→ **Work task**
What is needed is an exact copy of every entry below, with the pictures left out.

→ **Record set**
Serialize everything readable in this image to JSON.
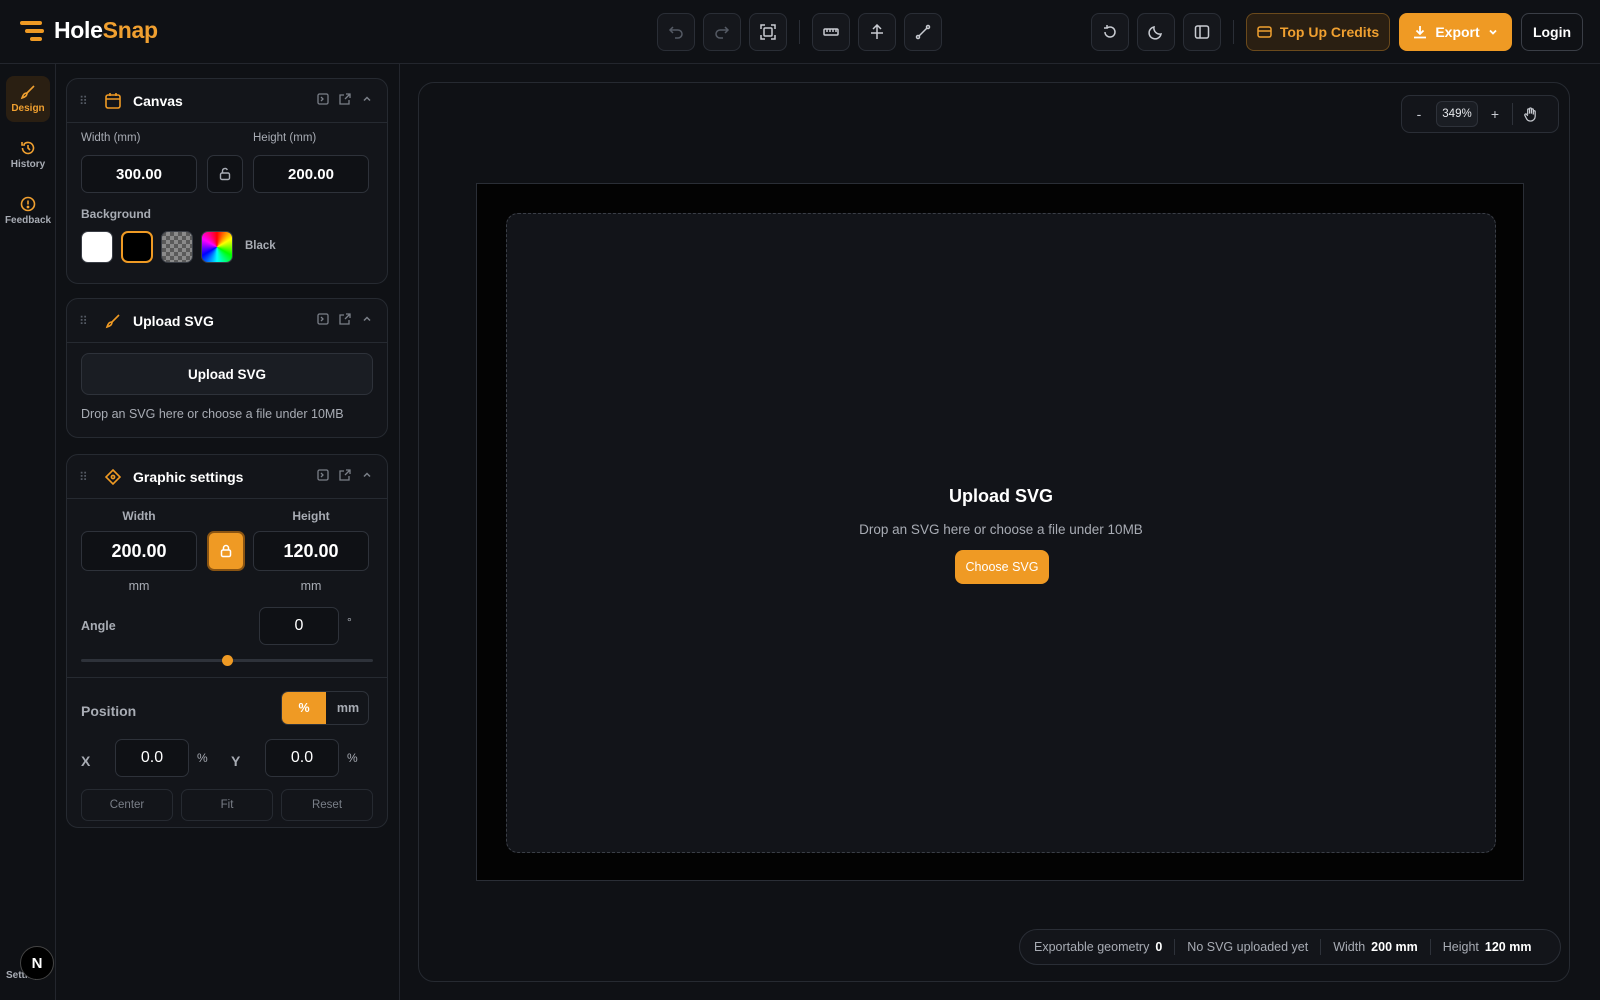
{
  "app": {
    "name_part1": "Hole",
    "name_part2": "Snap"
  },
  "colors": {
    "accent": "#ef9a24",
    "bg": "#0f1115",
    "panel": "#13151a"
  },
  "toolbar": {
    "icons": [
      "undo-icon",
      "redo-icon",
      "fit-screen-icon",
      "ruler-icon",
      "align-icon",
      "path-icon"
    ],
    "right_icons": [
      "reset-icon",
      "theme-moon-icon",
      "panel-toggle-icon"
    ],
    "top_up_label": "Top Up Credits",
    "export_label": "Export",
    "login_label": "Login"
  },
  "rail": {
    "items": [
      {
        "label": "Design",
        "icon": "brush-icon",
        "active": true
      },
      {
        "label": "History",
        "icon": "history-icon",
        "active": false
      },
      {
        "label": "Feedback",
        "icon": "feedback-icon",
        "active": false
      }
    ],
    "avatar_letter": "N",
    "footer_label": "Settings"
  },
  "canvas_card": {
    "title": "Canvas",
    "width_label": "Width (mm)",
    "height_label": "Height (mm)",
    "width_value": "300.00",
    "height_value": "200.00",
    "background_label": "Background",
    "background_selected": "Black",
    "swatches": [
      "white",
      "black",
      "transparent",
      "custom"
    ]
  },
  "upload_card": {
    "title": "Upload SVG",
    "button_label": "Upload SVG",
    "hint": "Drop an SVG here or choose a file under 10MB"
  },
  "graphic_card": {
    "title": "Graphic settings",
    "width_label": "Width",
    "height_label": "Height",
    "width_value": "200.00",
    "height_value": "120.00",
    "unit": "mm",
    "angle_label": "Angle",
    "angle_value": "0",
    "angle_unit": "°",
    "angle_slider_fraction": 0.5,
    "position_label": "Position",
    "position_units": [
      "%",
      "mm"
    ],
    "position_unit_selected": "%",
    "x_label": "X",
    "y_label": "Y",
    "x_value": "0.0",
    "y_value": "0.0",
    "pos_unit": "%",
    "buttons": [
      "Center",
      "Fit",
      "Reset"
    ]
  },
  "workspace": {
    "zoom_minus": "-",
    "zoom_value": "349%",
    "zoom_plus": "+",
    "drop_title": "Upload SVG",
    "drop_hint": "Drop an SVG here or choose a file under 10MB",
    "choose_label": "Choose SVG"
  },
  "status": {
    "geometry_label": "Exportable geometry",
    "geometry_value": "0",
    "svg_status": "No SVG uploaded yet",
    "width_label": "Width",
    "width_value": "200 mm",
    "height_label": "Height",
    "height_value": "120 mm"
  }
}
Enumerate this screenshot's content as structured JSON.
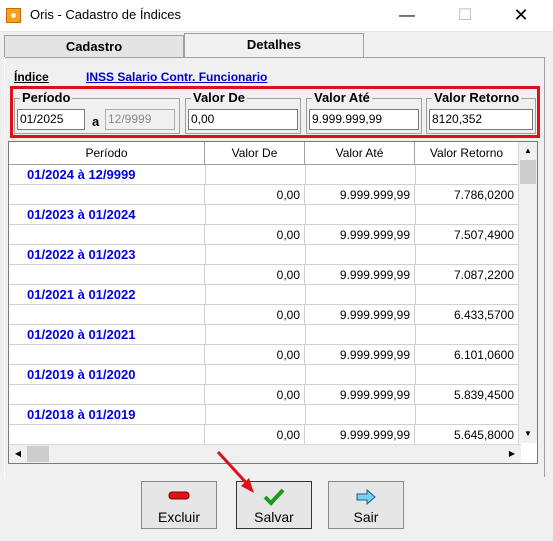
{
  "window": {
    "title": "Oris - Cadastro de Índices",
    "minimize": "—",
    "maximize": "☐",
    "close": "✕"
  },
  "tabs": [
    {
      "label": "Cadastro"
    },
    {
      "label": "Detalhes"
    }
  ],
  "indice": {
    "label": "Índice",
    "value": "INSS Salario Contr. Funcionario"
  },
  "form": {
    "periodo_label": "Período",
    "periodo_from": "01/2025",
    "periodo_sep": "a",
    "periodo_to": "12/9999",
    "valor_de_label": "Valor De",
    "valor_de": "0,00",
    "valor_ate_label": "Valor Até",
    "valor_ate": "9.999.999,99",
    "valor_retorno_label": "Valor Retorno",
    "valor_retorno": "8120,352"
  },
  "grid": {
    "columns": [
      "Período",
      "Valor De",
      "Valor Até",
      "Valor Retorno"
    ],
    "records": [
      {
        "period": "01/2024  à  12/9999",
        "valor_de": "0,00",
        "valor_ate": "9.999.999,99",
        "valor_retorno": "7.786,0200"
      },
      {
        "period": "01/2023  à  01/2024",
        "valor_de": "0,00",
        "valor_ate": "9.999.999,99",
        "valor_retorno": "7.507,4900"
      },
      {
        "period": "01/2022  à  01/2023",
        "valor_de": "0,00",
        "valor_ate": "9.999.999,99",
        "valor_retorno": "7.087,2200"
      },
      {
        "period": "01/2021  à  01/2022",
        "valor_de": "0,00",
        "valor_ate": "9.999.999,99",
        "valor_retorno": "6.433,5700"
      },
      {
        "period": "01/2020  à  01/2021",
        "valor_de": "0,00",
        "valor_ate": "9.999.999,99",
        "valor_retorno": "6.101,0600"
      },
      {
        "period": "01/2019  à  01/2020",
        "valor_de": "0,00",
        "valor_ate": "9.999.999,99",
        "valor_retorno": "5.839,4500"
      },
      {
        "period": "01/2018  à  01/2019",
        "valor_de": "0,00",
        "valor_ate": "9.999.999,99",
        "valor_retorno": "5.645,8000"
      }
    ]
  },
  "buttons": {
    "excluir": "Excluir",
    "salvar": "Salvar",
    "sair": "Sair"
  },
  "colors": {
    "highlight": "#e0101a",
    "period_text": "#0000e0",
    "indice_value": "#0000cc"
  },
  "icons": [
    "app-icon",
    "minus-icon",
    "checkmark-icon",
    "right-arrow-icon",
    "red-pointer-arrow"
  ]
}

→ **Result of the task**
Serialize everything readable in this image to JSON.
{
  "app": {
    "name_part1": "Hole",
    "name_part2": "Snap"
  },
  "colors": {
    "accent": "#ef9a24",
    "bg": "#0f1115",
    "panel": "#13151a"
  },
  "toolbar": {
    "icons": [
      "undo-icon",
      "redo-icon",
      "fit-screen-icon",
      "ruler-icon",
      "align-icon",
      "path-icon"
    ],
    "right_icons": [
      "reset-icon",
      "theme-moon-icon",
      "panel-toggle-icon"
    ],
    "top_up_label": "Top Up Credits",
    "export_label": "Export",
    "login_label": "Login"
  },
  "rail": {
    "items": [
      {
        "label": "Design",
        "icon": "brush-icon",
        "active": true
      },
      {
        "label": "History",
        "icon": "history-icon",
        "active": false
      },
      {
        "label": "Feedback",
        "icon": "feedback-icon",
        "active": false
      }
    ],
    "avatar_letter": "N",
    "footer_label": "Settings"
  },
  "canvas_card": {
    "title": "Canvas",
    "width_label": "Width (mm)",
    "height_label": "Height (mm)",
    "width_value": "300.00",
    "height_value": "200.00",
    "background_label": "Background",
    "background_selected": "Black",
    "swatches": [
      "white",
      "black",
      "transparent",
      "custom"
    ]
  },
  "upload_card": {
    "title": "Upload SVG",
    "button_label": "Upload SVG",
    "hint": "Drop an SVG here or choose a file under 10MB"
  },
  "graphic_card": {
    "title": "Graphic settings",
    "width_label": "Width",
    "height_label": "Height",
    "width_value": "200.00",
    "height_value": "120.00",
    "unit": "mm",
    "angle_label": "Angle",
    "angle_value": "0",
    "angle_unit": "°",
    "angle_slider_fraction": 0.5,
    "position_label": "Position",
    "position_units": [
      "%",
      "mm"
    ],
    "position_unit_selected": "%",
    "x_label": "X",
    "y_label": "Y",
    "x_value": "0.0",
    "y_value": "0.0",
    "pos_unit": "%",
    "buttons": [
      "Center",
      "Fit",
      "Reset"
    ]
  },
  "workspace": {
    "zoom_minus": "-",
    "zoom_value": "349%",
    "zoom_plus": "+",
    "drop_title": "Upload SVG",
    "drop_hint": "Drop an SVG here or choose a file under 10MB",
    "choose_label": "Choose SVG"
  },
  "status": {
    "geometry_label": "Exportable geometry",
    "geometry_value": "0",
    "svg_status": "No SVG uploaded yet",
    "width_label": "Width",
    "width_value": "200 mm",
    "height_label": "Height",
    "height_value": "120 mm"
  }
}
Enumerate this screenshot's content as structured JSON.
{
  "window": {
    "title": "Oris - Cadastro de Índices",
    "minimize": "—",
    "maximize": "☐",
    "close": "✕"
  },
  "tabs": [
    {
      "label": "Cadastro"
    },
    {
      "label": "Detalhes"
    }
  ],
  "indice": {
    "label": "Índice",
    "value": "INSS Salario Contr. Funcionario"
  },
  "form": {
    "periodo_label": "Período",
    "periodo_from": "01/2025",
    "periodo_sep": "a",
    "periodo_to": "12/9999",
    "valor_de_label": "Valor De",
    "valor_de": "0,00",
    "valor_ate_label": "Valor Até",
    "valor_ate": "9.999.999,99",
    "valor_retorno_label": "Valor Retorno",
    "valor_retorno": "8120,352"
  },
  "grid": {
    "columns": [
      "Período",
      "Valor De",
      "Valor Até",
      "Valor Retorno"
    ],
    "records": [
      {
        "period": "01/2024  à  12/9999",
        "valor_de": "0,00",
        "valor_ate": "9.999.999,99",
        "valor_retorno": "7.786,0200"
      },
      {
        "period": "01/2023  à  01/2024",
        "valor_de": "0,00",
        "valor_ate": "9.999.999,99",
        "valor_retorno": "7.507,4900"
      },
      {
        "period": "01/2022  à  01/2023",
        "valor_de": "0,00",
        "valor_ate": "9.999.999,99",
        "valor_retorno": "7.087,2200"
      },
      {
        "period": "01/2021  à  01/2022",
        "valor_de": "0,00",
        "valor_ate": "9.999.999,99",
        "valor_retorno": "6.433,5700"
      },
      {
        "period": "01/2020  à  01/2021",
        "valor_de": "0,00",
        "valor_ate": "9.999.999,99",
        "valor_retorno": "6.101,0600"
      },
      {
        "period": "01/2019  à  01/2020",
        "valor_de": "0,00",
        "valor_ate": "9.999.999,99",
        "valor_retorno": "5.839,4500"
      },
      {
        "period": "01/2018  à  01/2019",
        "valor_de": "0,00",
        "valor_ate": "9.999.999,99",
        "valor_retorno": "5.645,8000"
      }
    ]
  },
  "buttons": {
    "excluir": "Excluir",
    "salvar": "Salvar",
    "sair": "Sair"
  },
  "colors": {
    "highlight": "#e0101a",
    "period_text": "#0000e0",
    "indice_value": "#0000cc"
  },
  "icons": [
    "app-icon",
    "minus-icon",
    "checkmark-icon",
    "right-arrow-icon",
    "red-pointer-arrow"
  ]
}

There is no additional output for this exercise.